Indeed, Kelly economically uses cue cards straight away to dispense the essential facts: Schiele was born, became a painter, met and seduced a young girl named Wally, went to prison for exposing minors to his "pornographic" artwork, married a woman named Edith after his release (much to Wally's chagrin), and finally died with Edith in an influenza outbreak at the age of 28. This dry exposition covers the basics, leaving Kelly, who directs, choreographs, and plays Schiele, free to visit these events obliquely through modern dance, silent movie–style videos by Anthony Chase, and a little too much smoke-machine fog. Scored by a catalogue of classical music, many of Kelly's severe, potently executed gestures are lifted directly from Schiele's countless self-portraits, right down to the Vulcanesque finger positions.
As the much younger Wally, Tymberly Canale excels in an extended tango with Kelly and joins him for a cutout recreation of Schiele's painting "Death and the Maiden," which represents the end of Wally and Schiele's relationship. Schiele's wife, Edith, played boldly by MacKenzie Meehan, lets a bag of oranges drop and roll away in her stunning death scene. Eric Jackson Bradley and Luke Murphy play "Alter Egon" doppelgangers, allowing Kelly to execute his akimbo maneuvers in triplicate or wrestle feverishly with himself before sending Wally a shameless extramarital letter.
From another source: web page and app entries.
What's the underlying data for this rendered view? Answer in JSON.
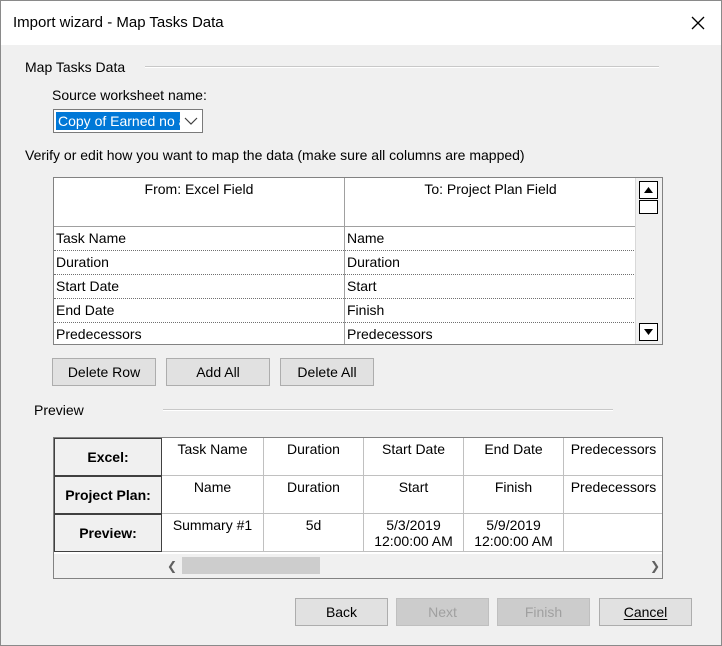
{
  "window": {
    "title": "Import wizard - Map Tasks Data"
  },
  "section": {
    "label": "Map Tasks Data"
  },
  "source": {
    "label": "Source worksheet name:",
    "value": "Copy of Earned no a"
  },
  "instructions": "Verify or edit how you want to map the data (make sure all columns are mapped)",
  "mapping": {
    "headers": [
      "From: Excel Field",
      "To: Project Plan Field"
    ],
    "rows": [
      {
        "from": "Task Name",
        "to": "Name"
      },
      {
        "from": "Duration",
        "to": "Duration"
      },
      {
        "from": "Start Date",
        "to": "Start"
      },
      {
        "from": "End Date",
        "to": "Finish"
      },
      {
        "from": "Predecessors",
        "to": "Predecessors"
      }
    ]
  },
  "row_buttons": {
    "delete_row": "Delete Row",
    "add_all": "Add All",
    "delete_all": "Delete All"
  },
  "preview": {
    "label": "Preview",
    "row_headers": [
      "Excel:",
      "Project Plan:",
      "Preview:"
    ],
    "excel": [
      "Task Name",
      "Duration",
      "Start Date",
      "End Date",
      "Predecessors"
    ],
    "project": [
      "Name",
      "Duration",
      "Start",
      "Finish",
      "Predecessors"
    ],
    "values": [
      [
        "Summary #1"
      ],
      [
        "5d"
      ],
      [
        "5/3/2019",
        "12:00:00 AM"
      ],
      [
        "5/9/2019",
        "12:00:00 AM"
      ],
      [
        ""
      ]
    ]
  },
  "footer": {
    "back": "Back",
    "next": "Next",
    "finish": "Finish",
    "cancel": "Cancel"
  },
  "colors": {
    "selection": "#0078d7",
    "face": "#f0f0f0",
    "button": "#e1e1e1"
  }
}
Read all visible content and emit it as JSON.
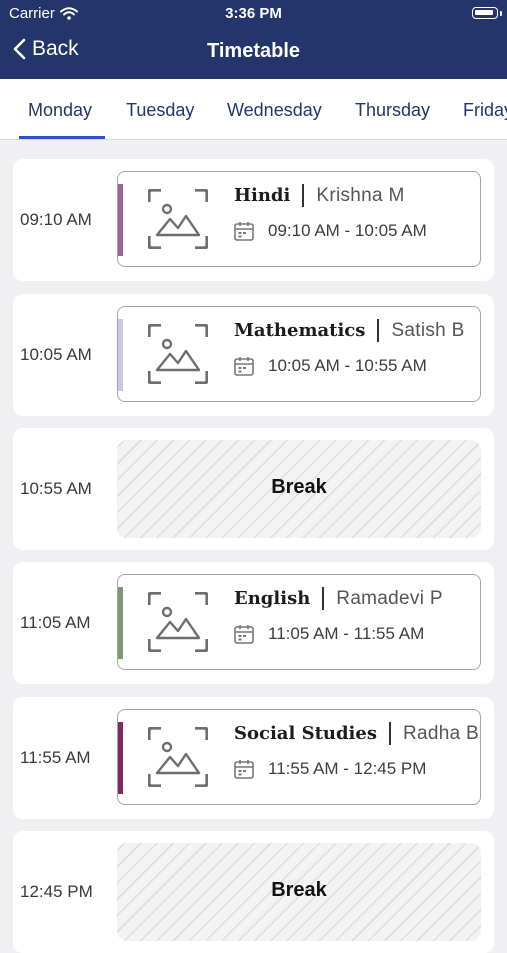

Presented by and at La MaMa ETC, 74 E. Fourth St., NYC. Dec. 5–19. Thu.–Sat., 7:30 p.m.; Sun., 2:30 p.m. (212) 352-3101, (866) 811-4111, www.theatermania.com, or www.lamama.org.